UVA continues to develop next master plan
The University of Virginia is in the midst of updating its master plan, which is to be known as the 2030 Grounds Plan. These meetings are not open to the public, but the documents and presentations are available for your review.
According to a presentation at the June 15, 2022 meeting of the Master Planning Council, the next plan will integrate several recent plans such as the 2030 Great and Good Strategic Plan as well as sustainability goals.
The first phase of the plan’s update began last summer and the second phase took a look at Big Ideas, System Plans, and Redevelopment Zones. One identified opportunity is to:
“Improve the Grounds-City interface through ongoing collaboration and cooperation on sustainability, equity, and community well-being,” reads a bullet point on slide 11 of the presentation.
Big ideas include the goal of requiring second year students to live on Grounds, creation of mixed-use nodes including one at Fontaine Research Park, and creation of transit priority corridors.
The presentation also includes maps for where future parking structures might be. In June, the Buildings and Grounds Committee recommended approval of an update to the UVA capital plan to include a $54 million 1,000 space garage. Potential locations could include Fontaine Research Park and North Grounds, as well as two other locations. (slide 28 for details).
The third phase will begin to draft the actual plan. Both the Master Planning Council and the Land Use and Environmental Planning Committee (LUEPC) were asked what they thought of the Big Ideas and what was missing. The LUEPC committee is a closed-door body of Albemarle, Charlottesville and UVA staff that replaced what has been a public body in late 2019.
Development of the 2030 Grounds Plan will continue throughout the rest of the year.
The Charlottesville Planning Commission got an update on what’s happening at one of those nodes from Bill Palmer, their non-voting representative from the University of Virginia’s Office of the Architect.
“At the Ivy corridor, the big construction site down there continues,” Palmer said. “The School of Data Science is the building you see coming out of the ground. A lot of steel in that one that, as well as the landscaping and the stormwater pond, which I heard held up well in the rain last weekend.”
How does this compare with how the University markets the Charlottesville area to its students? Take a look at a video from May 2018. A series of speakers extol the virtues of this place.
“The University feels like a major part of this community and town,” one unidentified voice can be heard. “There is this separation but also togetherness.”
“You want to be part of a community that is constantly evolving, not in a rush, but gradually so you can make the place work for you,” says another unidentified speaker whose voice may sound familiar.

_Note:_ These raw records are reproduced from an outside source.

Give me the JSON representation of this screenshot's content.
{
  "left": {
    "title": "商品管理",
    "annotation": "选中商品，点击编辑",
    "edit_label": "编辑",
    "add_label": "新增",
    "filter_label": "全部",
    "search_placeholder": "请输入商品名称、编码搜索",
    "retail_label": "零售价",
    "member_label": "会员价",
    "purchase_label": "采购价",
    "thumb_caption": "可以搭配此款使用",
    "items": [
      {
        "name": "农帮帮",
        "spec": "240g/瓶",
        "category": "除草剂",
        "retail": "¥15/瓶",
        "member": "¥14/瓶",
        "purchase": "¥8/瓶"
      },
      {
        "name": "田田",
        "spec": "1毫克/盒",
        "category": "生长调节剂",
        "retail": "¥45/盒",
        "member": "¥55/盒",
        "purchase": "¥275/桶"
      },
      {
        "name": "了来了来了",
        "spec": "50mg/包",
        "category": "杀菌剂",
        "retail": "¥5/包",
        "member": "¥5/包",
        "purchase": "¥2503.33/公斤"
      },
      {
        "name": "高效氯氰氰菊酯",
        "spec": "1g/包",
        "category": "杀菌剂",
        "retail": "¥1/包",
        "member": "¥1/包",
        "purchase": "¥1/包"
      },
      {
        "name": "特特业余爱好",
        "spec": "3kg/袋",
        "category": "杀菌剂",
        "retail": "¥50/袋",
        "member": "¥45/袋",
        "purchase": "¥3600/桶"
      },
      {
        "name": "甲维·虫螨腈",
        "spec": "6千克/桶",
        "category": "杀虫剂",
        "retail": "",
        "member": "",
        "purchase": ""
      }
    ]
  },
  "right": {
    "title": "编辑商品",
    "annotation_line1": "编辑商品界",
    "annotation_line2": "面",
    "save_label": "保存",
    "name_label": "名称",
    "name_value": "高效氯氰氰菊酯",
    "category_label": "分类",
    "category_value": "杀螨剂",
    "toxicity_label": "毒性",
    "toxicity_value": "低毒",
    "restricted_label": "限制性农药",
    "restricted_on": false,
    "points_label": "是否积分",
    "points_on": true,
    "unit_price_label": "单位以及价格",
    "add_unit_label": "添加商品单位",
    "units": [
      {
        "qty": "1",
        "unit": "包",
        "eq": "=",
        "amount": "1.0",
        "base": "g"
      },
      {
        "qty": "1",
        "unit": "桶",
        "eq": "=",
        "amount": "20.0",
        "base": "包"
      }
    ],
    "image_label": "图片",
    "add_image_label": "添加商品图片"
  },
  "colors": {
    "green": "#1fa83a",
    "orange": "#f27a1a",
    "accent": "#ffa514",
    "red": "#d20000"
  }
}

You’ll have to hear the podcast to make your guess.
Before you go: The time to write and research of this article is covered by paid subscribers to Charlottesville Community Engagement. In fact, this particular installment comes from the July 13, 2022 edition of the program. To ensure this research can be sustained, please consider becoming a paid subscriber or contributing monthly through Patreon.